Concerned by the continuing population decline that afflicts the world's largest country, the Duma (the lower house of parliament) has approved a bill according to which, all advertisements relating to practices of abortion must contain warnings about possible risks to the health of women. The draft has passed its third reading last July 1 and now awaits the green light from the Federation Council (Senate) and then its signing - virtually taken for granted – by President Dmitry Medvedev, who has always championed the values of life and family.
According to Russian press reports, it is an amendment to the law on advertising, which states that 10% of the space used to advertise abortion should also inform women about the possible negative consequences such as infertility. "The advertising for abortion should not contain statements on the safety of these health services," reads the text of the bill, released by news agencies. "These ads - said Viktor Zvagelsky, deputy of the ruling party United Russia – lead the young people to believe they will have no problems interrupting a pregnancy”, and he motivates the proposal of the new law with the "depressing" situation of abortions in Russia.
The Federation has one of the highest abortion rates in the world and for time now, experts have been speaking of "a demographic coma". According to figures published by the Duma website, in 2007, there were 1.5 million abortions. The Soviet Union was the first country to legalize abortion in 1920, banned again by Stalin (from 1936 until his death in 1954) interested in encouraging births.
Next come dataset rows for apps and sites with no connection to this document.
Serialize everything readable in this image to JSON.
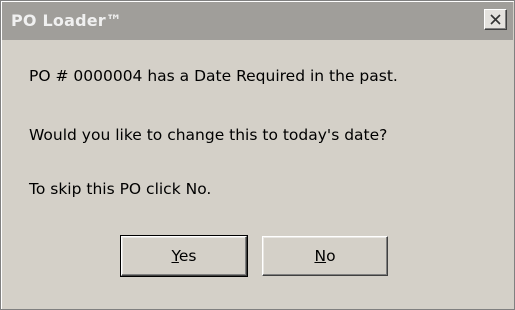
{
  "window": {
    "title": "PO Loader™"
  },
  "message": {
    "line1": "PO # 0000004 has a Date Required in the past.",
    "line2": "Would you like to change this to today's date?",
    "line3": "To skip this PO click No."
  },
  "buttons": {
    "yes": {
      "mnemonic": "Y",
      "rest": "es"
    },
    "no": {
      "mnemonic": "N",
      "rest": "o"
    }
  },
  "icons": {
    "close": "close-icon"
  },
  "colors": {
    "dialog_bg": "#d4d0c8",
    "titlebar_bg": "#a09e9a"
  }
}
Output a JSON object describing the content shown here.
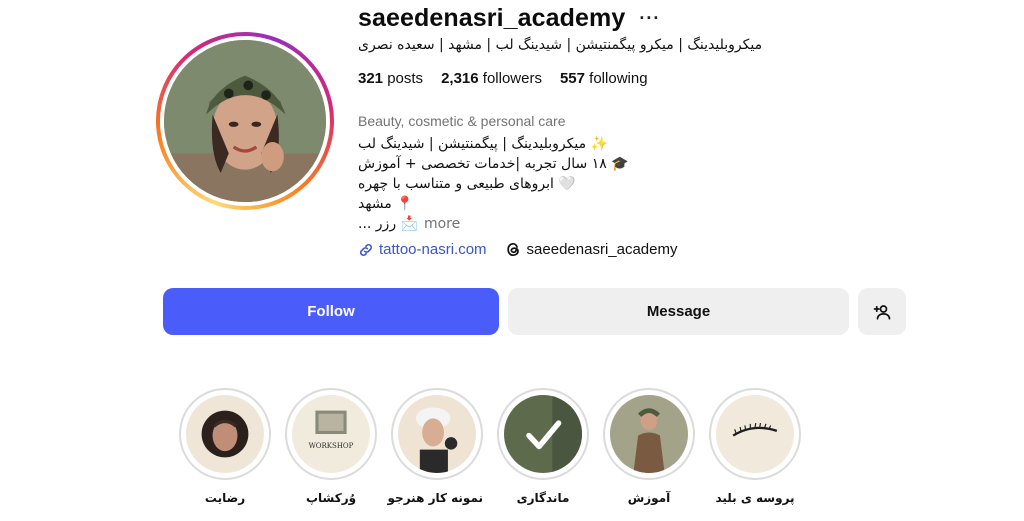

For the same purpose, the Communist Party also bestowed awards and money on the most prolific couples, but immediately after the collapse of the USSR the demographic decline has become unstoppable: from 1992 to 2008 the population fell by more than 12 million people to about 143 million. The United Nations estimates that by 2050, Russia will lose a fifth of its population, reaching 116 million. The phenomenon is due to a poor diet that causes heart problems, high rates of alcoholism among men, the spread of HIV / AIDS and the high number of violent deaths.
To combat what Moscow sees as a real war for survival, the government also supports the Orthodox Church which for years has asked for more stringent measures to reduce the number of abortions. According to data from the Russian Social University, the annual abortion rate is far higher than official figures, and in reality is around three to four million.